*REQUIRED WORK*
Each line below that holds the word "Shopping" counts once; state the total number of such lines and nothing else.

▬▬▬

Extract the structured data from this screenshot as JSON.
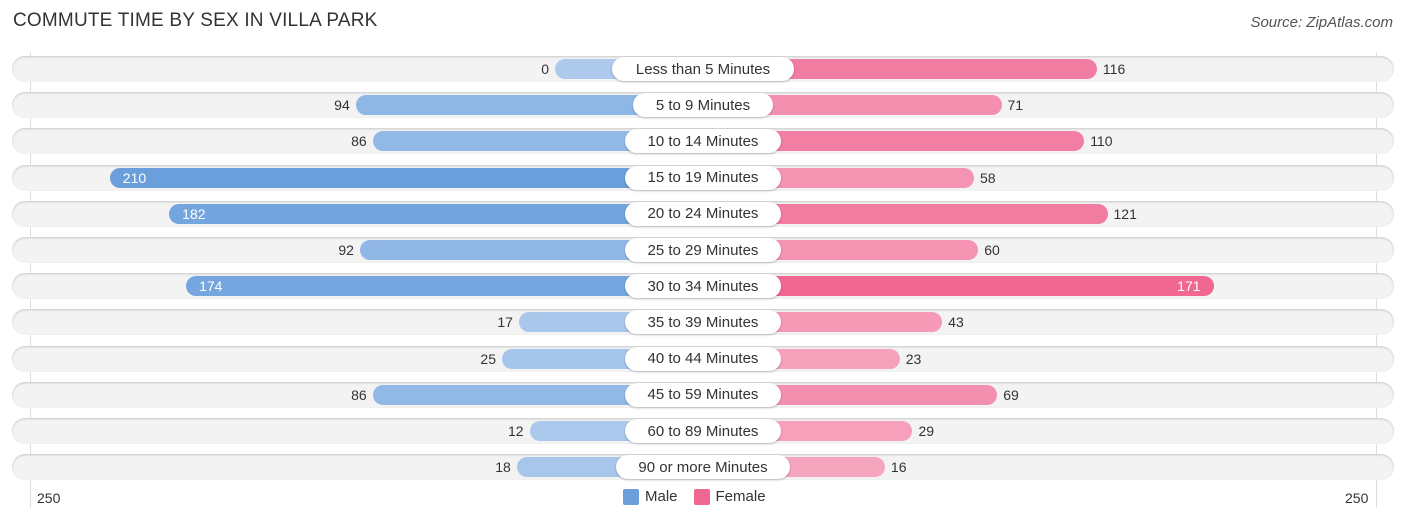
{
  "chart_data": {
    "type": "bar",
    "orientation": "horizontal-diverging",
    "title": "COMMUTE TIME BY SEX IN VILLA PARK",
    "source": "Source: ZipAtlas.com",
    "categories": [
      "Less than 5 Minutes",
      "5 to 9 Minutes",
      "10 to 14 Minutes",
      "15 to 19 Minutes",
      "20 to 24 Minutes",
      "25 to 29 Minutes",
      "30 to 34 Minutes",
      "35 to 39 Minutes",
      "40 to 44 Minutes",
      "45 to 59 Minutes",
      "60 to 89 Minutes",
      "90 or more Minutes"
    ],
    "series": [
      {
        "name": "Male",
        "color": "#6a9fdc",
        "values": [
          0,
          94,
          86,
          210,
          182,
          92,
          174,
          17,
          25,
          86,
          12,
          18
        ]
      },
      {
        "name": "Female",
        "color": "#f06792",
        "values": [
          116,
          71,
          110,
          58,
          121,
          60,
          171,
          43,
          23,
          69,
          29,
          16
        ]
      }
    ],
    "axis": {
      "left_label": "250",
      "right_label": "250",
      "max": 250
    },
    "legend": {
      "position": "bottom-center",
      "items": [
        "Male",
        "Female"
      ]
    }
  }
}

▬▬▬

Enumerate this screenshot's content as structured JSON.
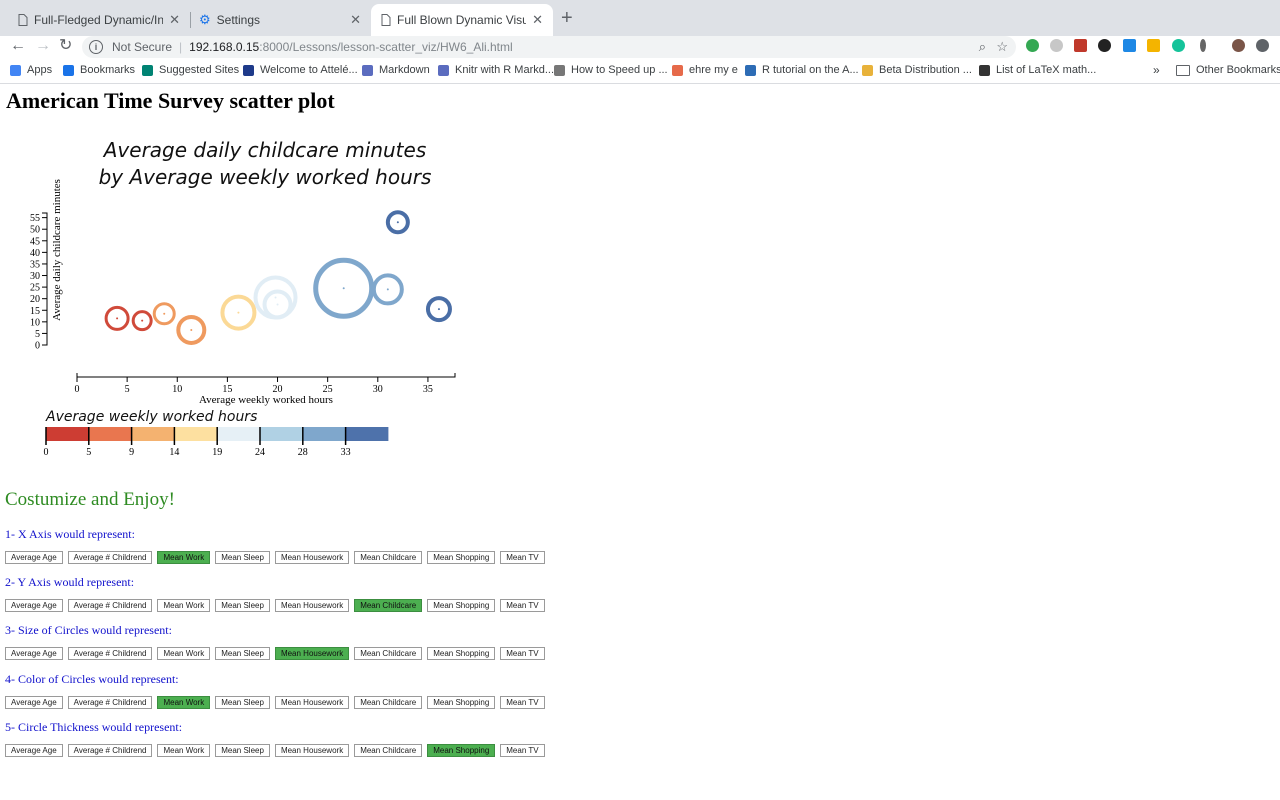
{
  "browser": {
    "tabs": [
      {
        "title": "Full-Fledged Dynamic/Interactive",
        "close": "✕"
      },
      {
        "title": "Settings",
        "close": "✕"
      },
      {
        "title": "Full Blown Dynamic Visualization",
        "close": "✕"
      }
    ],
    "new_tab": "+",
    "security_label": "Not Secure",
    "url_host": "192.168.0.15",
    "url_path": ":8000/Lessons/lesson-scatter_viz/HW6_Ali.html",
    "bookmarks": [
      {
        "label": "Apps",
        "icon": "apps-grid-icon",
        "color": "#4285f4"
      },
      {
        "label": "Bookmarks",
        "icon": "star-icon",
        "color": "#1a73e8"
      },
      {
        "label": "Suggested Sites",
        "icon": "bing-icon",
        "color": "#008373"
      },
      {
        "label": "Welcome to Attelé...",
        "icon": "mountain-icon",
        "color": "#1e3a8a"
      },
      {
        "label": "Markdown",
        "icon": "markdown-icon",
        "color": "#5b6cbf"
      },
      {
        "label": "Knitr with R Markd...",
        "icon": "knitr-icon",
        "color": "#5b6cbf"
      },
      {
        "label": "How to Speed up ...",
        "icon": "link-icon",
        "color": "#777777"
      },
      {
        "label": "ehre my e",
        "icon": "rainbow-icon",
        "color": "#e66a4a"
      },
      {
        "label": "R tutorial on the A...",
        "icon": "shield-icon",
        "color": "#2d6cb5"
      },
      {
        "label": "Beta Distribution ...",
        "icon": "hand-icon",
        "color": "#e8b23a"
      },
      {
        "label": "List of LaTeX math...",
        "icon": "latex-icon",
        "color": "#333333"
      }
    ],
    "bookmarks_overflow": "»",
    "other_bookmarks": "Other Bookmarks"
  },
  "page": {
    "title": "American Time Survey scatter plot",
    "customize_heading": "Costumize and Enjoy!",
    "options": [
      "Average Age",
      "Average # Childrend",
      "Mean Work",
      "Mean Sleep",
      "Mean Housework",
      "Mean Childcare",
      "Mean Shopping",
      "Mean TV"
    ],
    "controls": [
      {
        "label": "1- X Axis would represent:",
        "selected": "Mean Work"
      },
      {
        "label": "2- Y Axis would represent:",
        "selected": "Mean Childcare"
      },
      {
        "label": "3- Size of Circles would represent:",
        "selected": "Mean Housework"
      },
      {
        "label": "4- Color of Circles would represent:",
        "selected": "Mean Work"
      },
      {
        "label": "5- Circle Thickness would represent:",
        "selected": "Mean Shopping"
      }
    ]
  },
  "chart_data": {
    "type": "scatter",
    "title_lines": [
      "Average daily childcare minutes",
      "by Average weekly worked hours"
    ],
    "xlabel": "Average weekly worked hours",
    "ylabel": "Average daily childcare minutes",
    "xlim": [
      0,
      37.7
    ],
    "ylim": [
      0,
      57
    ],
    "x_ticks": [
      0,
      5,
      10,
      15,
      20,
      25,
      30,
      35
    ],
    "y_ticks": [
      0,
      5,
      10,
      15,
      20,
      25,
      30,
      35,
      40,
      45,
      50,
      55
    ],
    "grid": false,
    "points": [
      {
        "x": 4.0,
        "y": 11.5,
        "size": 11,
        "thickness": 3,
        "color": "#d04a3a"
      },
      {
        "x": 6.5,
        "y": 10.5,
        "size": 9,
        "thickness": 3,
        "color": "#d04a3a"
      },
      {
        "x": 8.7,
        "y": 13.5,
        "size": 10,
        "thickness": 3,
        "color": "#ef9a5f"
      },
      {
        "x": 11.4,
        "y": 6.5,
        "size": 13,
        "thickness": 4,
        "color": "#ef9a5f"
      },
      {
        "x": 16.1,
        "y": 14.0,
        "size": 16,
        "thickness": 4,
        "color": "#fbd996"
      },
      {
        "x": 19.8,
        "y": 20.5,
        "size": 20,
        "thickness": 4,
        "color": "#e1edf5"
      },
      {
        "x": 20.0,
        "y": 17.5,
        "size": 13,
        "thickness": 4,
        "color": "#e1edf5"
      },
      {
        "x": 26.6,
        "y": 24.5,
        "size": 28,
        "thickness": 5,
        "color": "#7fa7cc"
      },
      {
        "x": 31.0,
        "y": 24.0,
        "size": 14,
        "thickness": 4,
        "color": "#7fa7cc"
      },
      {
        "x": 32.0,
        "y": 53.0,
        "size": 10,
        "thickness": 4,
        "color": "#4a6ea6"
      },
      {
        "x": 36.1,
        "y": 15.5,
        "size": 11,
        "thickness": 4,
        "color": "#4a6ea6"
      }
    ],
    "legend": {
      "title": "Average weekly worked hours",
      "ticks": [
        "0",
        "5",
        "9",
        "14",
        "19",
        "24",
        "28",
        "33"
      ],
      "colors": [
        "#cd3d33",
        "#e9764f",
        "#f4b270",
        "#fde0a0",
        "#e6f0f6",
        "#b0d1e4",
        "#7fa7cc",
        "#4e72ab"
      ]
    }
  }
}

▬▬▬

*REPLY*
2